Some things are worth fighting for and some things just aren’t. The sooner you learn the difference between the two, the sooner you’ll find Nirvana.

4. Hear others. If you feel there is some tension in the office – directly related to you or not – then try to hear out your colleagues. Many times people feel unheard and thus the problems begin. In some cultures, expressing discontent may be difficult. Don’t push it, but do let people know you are available to listen and that you value what they have to say. Open communication is always a good thing.

5. Pull your weight. If you are having problems with your colleagues at your school or institution, it could be because you aren’t doing your job. The best way to maintain good relationships with the people you work with is by doing everything that’s expected of you and more if you can. Come on time; nobody likes the teacher that strolls in two minutes before the first student arrives. Plan for your lessons; surprisingly, other teachers may get irritated if they never see you planning or prepping for a lesson. They start to get suspicious as to whether or not you are in fact, teaching. Also, in every school there’s a shared workload. Don’t be that teacher who always ducks out in order to avoid making photocopies or preparing for a school-wide event.
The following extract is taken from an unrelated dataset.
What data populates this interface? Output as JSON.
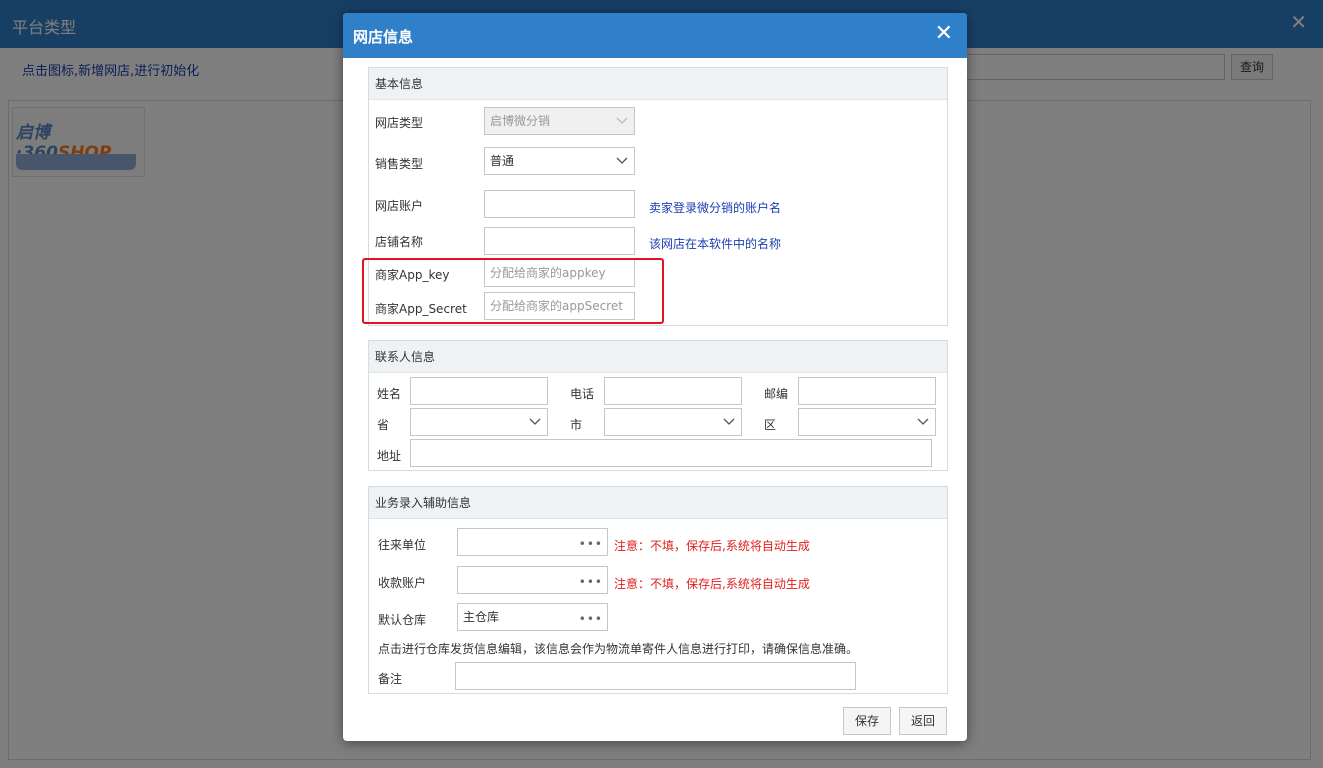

Pull your weight and put in the same amount or more effort as your colleagues.

These are a few tips to help you make you have a pleasant experience working at an institute or school. Half of the battle is bringing cheer to your office and the other half is conflict resolution. These tips can help you with both. Of course, there are many other things that you may need to do in order to make life with your colleagues as enjoyable as possible. If you have some additional tips for building relationships with your colleagues at a school or institute, then let us know!
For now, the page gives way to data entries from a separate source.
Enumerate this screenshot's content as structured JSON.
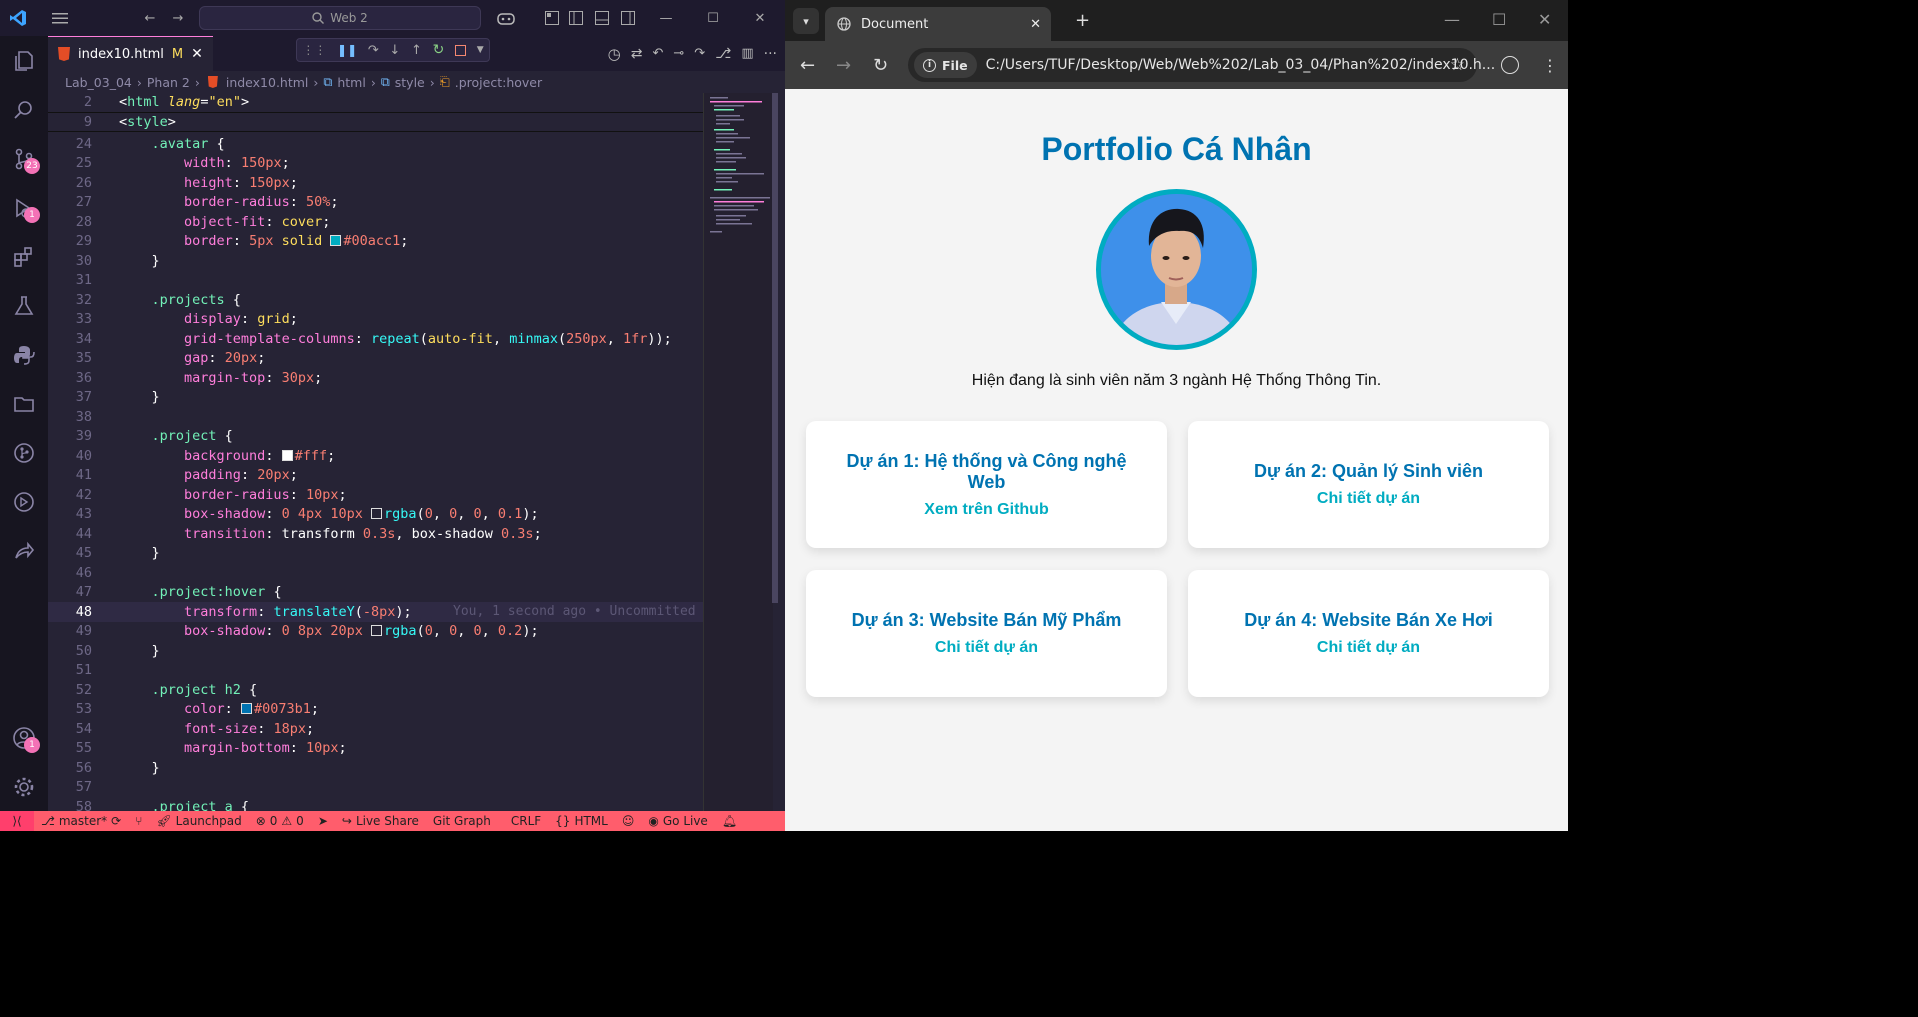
{
  "vscode": {
    "command_center": "Web 2",
    "tab": {
      "file": "index10.html",
      "modified": "M"
    },
    "breadcrumbs": [
      "Lab_03_04",
      "Phan 2",
      "index10.html",
      "html",
      "style",
      ".project:hover"
    ],
    "scm_badge": "23",
    "debug_badge": "1",
    "account_badge": "1",
    "blame": "You, 1 second ago • Uncommitted",
    "status": {
      "branch": "master*",
      "launchpad": "Launchpad",
      "problems": "0",
      "warnings": "0",
      "live_share": "Live Share",
      "git_graph": "Git Graph",
      "eol": "CRLF",
      "language": "HTML",
      "go_live": "Go Live"
    }
  },
  "code_lines": [
    {
      "n": "2",
      "segs": [
        [
          "c-wh",
          "<"
        ],
        [
          "c-tag",
          "html"
        ],
        [
          "c-wh",
          " "
        ],
        [
          "c-attr",
          "lang"
        ],
        [
          "c-wh",
          "="
        ],
        [
          "c-val",
          "\"en\""
        ],
        [
          "c-wh",
          ">"
        ]
      ]
    },
    {
      "n": "9",
      "segs": [
        [
          "c-wh",
          "<"
        ],
        [
          "c-tag",
          "style"
        ],
        [
          "c-wh",
          ">"
        ]
      ]
    },
    {
      "n": "24",
      "segs": [
        [
          "c-wh",
          "    "
        ],
        [
          "c-sel",
          ".avatar"
        ],
        [
          "c-wh",
          " {"
        ]
      ]
    },
    {
      "n": "25",
      "segs": [
        [
          "c-wh",
          "        "
        ],
        [
          "c-prop",
          "width"
        ],
        [
          "c-wh",
          ": "
        ],
        [
          "c-num",
          "150px"
        ],
        [
          "c-wh",
          ";"
        ]
      ]
    },
    {
      "n": "26",
      "segs": [
        [
          "c-wh",
          "        "
        ],
        [
          "c-prop",
          "height"
        ],
        [
          "c-wh",
          ": "
        ],
        [
          "c-num",
          "150px"
        ],
        [
          "c-wh",
          ";"
        ]
      ]
    },
    {
      "n": "27",
      "segs": [
        [
          "c-wh",
          "        "
        ],
        [
          "c-prop",
          "border-radius"
        ],
        [
          "c-wh",
          ": "
        ],
        [
          "c-num",
          "50%"
        ],
        [
          "c-wh",
          ";"
        ]
      ]
    },
    {
      "n": "28",
      "segs": [
        [
          "c-wh",
          "        "
        ],
        [
          "c-prop",
          "object-fit"
        ],
        [
          "c-wh",
          ": "
        ],
        [
          "c-val",
          "cover"
        ],
        [
          "c-wh",
          ";"
        ]
      ]
    },
    {
      "n": "29",
      "segs": [
        [
          "c-wh",
          "        "
        ],
        [
          "c-prop",
          "border"
        ],
        [
          "c-wh",
          ": "
        ],
        [
          "c-num",
          "5px"
        ],
        [
          "c-wh",
          " "
        ],
        [
          "c-val",
          "solid"
        ],
        [
          "c-wh",
          " "
        ],
        [
          "sw",
          "#00acc1"
        ],
        [
          "c-num",
          "#00acc1"
        ],
        [
          "c-wh",
          ";"
        ]
      ]
    },
    {
      "n": "30",
      "segs": [
        [
          "c-wh",
          "    }"
        ]
      ]
    },
    {
      "n": "31",
      "segs": []
    },
    {
      "n": "32",
      "segs": [
        [
          "c-wh",
          "    "
        ],
        [
          "c-sel",
          ".projects"
        ],
        [
          "c-wh",
          " {"
        ]
      ]
    },
    {
      "n": "33",
      "segs": [
        [
          "c-wh",
          "        "
        ],
        [
          "c-prop",
          "display"
        ],
        [
          "c-wh",
          ": "
        ],
        [
          "c-val",
          "grid"
        ],
        [
          "c-wh",
          ";"
        ]
      ]
    },
    {
      "n": "34",
      "segs": [
        [
          "c-wh",
          "        "
        ],
        [
          "c-prop",
          "grid-template-columns"
        ],
        [
          "c-wh",
          ": "
        ],
        [
          "c-fn",
          "repeat"
        ],
        [
          "c-wh",
          "("
        ],
        [
          "c-val",
          "auto-fit"
        ],
        [
          "c-wh",
          ", "
        ],
        [
          "c-fn",
          "minmax"
        ],
        [
          "c-wh",
          "("
        ],
        [
          "c-num",
          "250px"
        ],
        [
          "c-wh",
          ", "
        ],
        [
          "c-num",
          "1fr"
        ],
        [
          "c-wh",
          "));"
        ]
      ]
    },
    {
      "n": "35",
      "segs": [
        [
          "c-wh",
          "        "
        ],
        [
          "c-prop",
          "gap"
        ],
        [
          "c-wh",
          ": "
        ],
        [
          "c-num",
          "20px"
        ],
        [
          "c-wh",
          ";"
        ]
      ]
    },
    {
      "n": "36",
      "segs": [
        [
          "c-wh",
          "        "
        ],
        [
          "c-prop",
          "margin-top"
        ],
        [
          "c-wh",
          ": "
        ],
        [
          "c-num",
          "30px"
        ],
        [
          "c-wh",
          ";"
        ]
      ]
    },
    {
      "n": "37",
      "segs": [
        [
          "c-wh",
          "    }"
        ]
      ]
    },
    {
      "n": "38",
      "segs": []
    },
    {
      "n": "39",
      "segs": [
        [
          "c-wh",
          "    "
        ],
        [
          "c-sel",
          ".project"
        ],
        [
          "c-wh",
          " {"
        ]
      ]
    },
    {
      "n": "40",
      "segs": [
        [
          "c-wh",
          "        "
        ],
        [
          "c-prop",
          "background"
        ],
        [
          "c-wh",
          ": "
        ],
        [
          "sw",
          "#ffffff"
        ],
        [
          "c-num",
          "#fff"
        ],
        [
          "c-wh",
          ";"
        ]
      ]
    },
    {
      "n": "41",
      "segs": [
        [
          "c-wh",
          "        "
        ],
        [
          "c-prop",
          "padding"
        ],
        [
          "c-wh",
          ": "
        ],
        [
          "c-num",
          "20px"
        ],
        [
          "c-wh",
          ";"
        ]
      ]
    },
    {
      "n": "42",
      "segs": [
        [
          "c-wh",
          "        "
        ],
        [
          "c-prop",
          "border-radius"
        ],
        [
          "c-wh",
          ": "
        ],
        [
          "c-num",
          "10px"
        ],
        [
          "c-wh",
          ";"
        ]
      ]
    },
    {
      "n": "43",
      "segs": [
        [
          "c-wh",
          "        "
        ],
        [
          "c-prop",
          "box-shadow"
        ],
        [
          "c-wh",
          ": "
        ],
        [
          "c-num",
          "0"
        ],
        [
          "c-wh",
          " "
        ],
        [
          "c-num",
          "4px"
        ],
        [
          "c-wh",
          " "
        ],
        [
          "c-num",
          "10px"
        ],
        [
          "c-wh",
          " "
        ],
        [
          "sw",
          "transparent"
        ],
        [
          "c-fn",
          "rgba"
        ],
        [
          "c-wh",
          "("
        ],
        [
          "c-num",
          "0"
        ],
        [
          "c-wh",
          ", "
        ],
        [
          "c-num",
          "0"
        ],
        [
          "c-wh",
          ", "
        ],
        [
          "c-num",
          "0"
        ],
        [
          "c-wh",
          ", "
        ],
        [
          "c-num",
          "0.1"
        ],
        [
          "c-wh",
          ");"
        ]
      ]
    },
    {
      "n": "44",
      "segs": [
        [
          "c-wh",
          "        "
        ],
        [
          "c-prop",
          "transition"
        ],
        [
          "c-wh",
          ": "
        ],
        [
          "c-wh",
          "transform "
        ],
        [
          "c-num",
          "0.3s"
        ],
        [
          "c-wh",
          ", box-shadow "
        ],
        [
          "c-num",
          "0.3s"
        ],
        [
          "c-wh",
          ";"
        ]
      ]
    },
    {
      "n": "45",
      "segs": [
        [
          "c-wh",
          "    }"
        ]
      ]
    },
    {
      "n": "46",
      "segs": []
    },
    {
      "n": "47",
      "segs": [
        [
          "c-wh",
          "    "
        ],
        [
          "c-sel",
          ".project:hover"
        ],
        [
          "c-wh",
          " {"
        ]
      ]
    },
    {
      "n": "48",
      "segs": [
        [
          "c-wh",
          "        "
        ],
        [
          "c-prop",
          "transform"
        ],
        [
          "c-wh",
          ": "
        ],
        [
          "c-fn",
          "translateY"
        ],
        [
          "c-wh",
          "("
        ],
        [
          "c-num",
          "-8px"
        ],
        [
          "c-wh",
          ");"
        ]
      ],
      "current": true
    },
    {
      "n": "49",
      "segs": [
        [
          "c-wh",
          "        "
        ],
        [
          "c-prop",
          "box-shadow"
        ],
        [
          "c-wh",
          ": "
        ],
        [
          "c-num",
          "0"
        ],
        [
          "c-wh",
          " "
        ],
        [
          "c-num",
          "8px"
        ],
        [
          "c-wh",
          " "
        ],
        [
          "c-num",
          "20px"
        ],
        [
          "c-wh",
          " "
        ],
        [
          "sw",
          "transparent"
        ],
        [
          "c-fn",
          "rgba"
        ],
        [
          "c-wh",
          "("
        ],
        [
          "c-num",
          "0"
        ],
        [
          "c-wh",
          ", "
        ],
        [
          "c-num",
          "0"
        ],
        [
          "c-wh",
          ", "
        ],
        [
          "c-num",
          "0"
        ],
        [
          "c-wh",
          ", "
        ],
        [
          "c-num",
          "0.2"
        ],
        [
          "c-wh",
          ");"
        ]
      ]
    },
    {
      "n": "50",
      "segs": [
        [
          "c-wh",
          "    }"
        ]
      ]
    },
    {
      "n": "51",
      "segs": []
    },
    {
      "n": "52",
      "segs": [
        [
          "c-wh",
          "    "
        ],
        [
          "c-sel",
          ".project h2"
        ],
        [
          "c-wh",
          " {"
        ]
      ]
    },
    {
      "n": "53",
      "segs": [
        [
          "c-wh",
          "        "
        ],
        [
          "c-prop",
          "color"
        ],
        [
          "c-wh",
          ": "
        ],
        [
          "sw",
          "#0073b1"
        ],
        [
          "c-num",
          "#0073b1"
        ],
        [
          "c-wh",
          ";"
        ]
      ]
    },
    {
      "n": "54",
      "segs": [
        [
          "c-wh",
          "        "
        ],
        [
          "c-prop",
          "font-size"
        ],
        [
          "c-wh",
          ": "
        ],
        [
          "c-num",
          "18px"
        ],
        [
          "c-wh",
          ";"
        ]
      ]
    },
    {
      "n": "55",
      "segs": [
        [
          "c-wh",
          "        "
        ],
        [
          "c-prop",
          "margin-bottom"
        ],
        [
          "c-wh",
          ": "
        ],
        [
          "c-num",
          "10px"
        ],
        [
          "c-wh",
          ";"
        ]
      ]
    },
    {
      "n": "56",
      "segs": [
        [
          "c-wh",
          "    }"
        ]
      ]
    },
    {
      "n": "57",
      "segs": []
    },
    {
      "n": "58",
      "segs": [
        [
          "c-wh",
          "    "
        ],
        [
          "c-sel",
          ".project a"
        ],
        [
          "c-wh",
          " {"
        ]
      ]
    }
  ],
  "browser": {
    "tab_title": "Document",
    "site_chip": "File",
    "url": "C:/Users/TUF/Desktop/Web/Web%202/Lab_03_04/Phan%202/index10.h..."
  },
  "page": {
    "title": "Portfolio Cá Nhân",
    "bio": "Hiện đang là sinh viên năm 3 ngành Hệ Thống Thông Tin.",
    "projects": [
      {
        "title": "Dự án 1: Hệ thống và Công nghệ Web",
        "link": "Xem trên Github"
      },
      {
        "title": "Dự án 2: Quản lý Sinh viên",
        "link": "Chi tiết dự án"
      },
      {
        "title": "Dự án 3: Website Bán Mỹ Phẩm",
        "link": "Chi tiết dự án"
      },
      {
        "title": "Dự án 4: Website Bán Xe Hơi",
        "link": "Chi tiết dự án"
      }
    ]
  },
  "colors": {
    "heading": "#0073b1",
    "accent": "#00acc1",
    "statusbar": "#ff5d6c"
  }
}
About the author

Emily has taught English to ESL learners in four Asian countries. Although she taught students from 3-60, she has a definite affection for preschoolers and college students. She has also worked as an ESL curriculum writer and is TESOL certified. When she is not teaching, she loves watching and making films.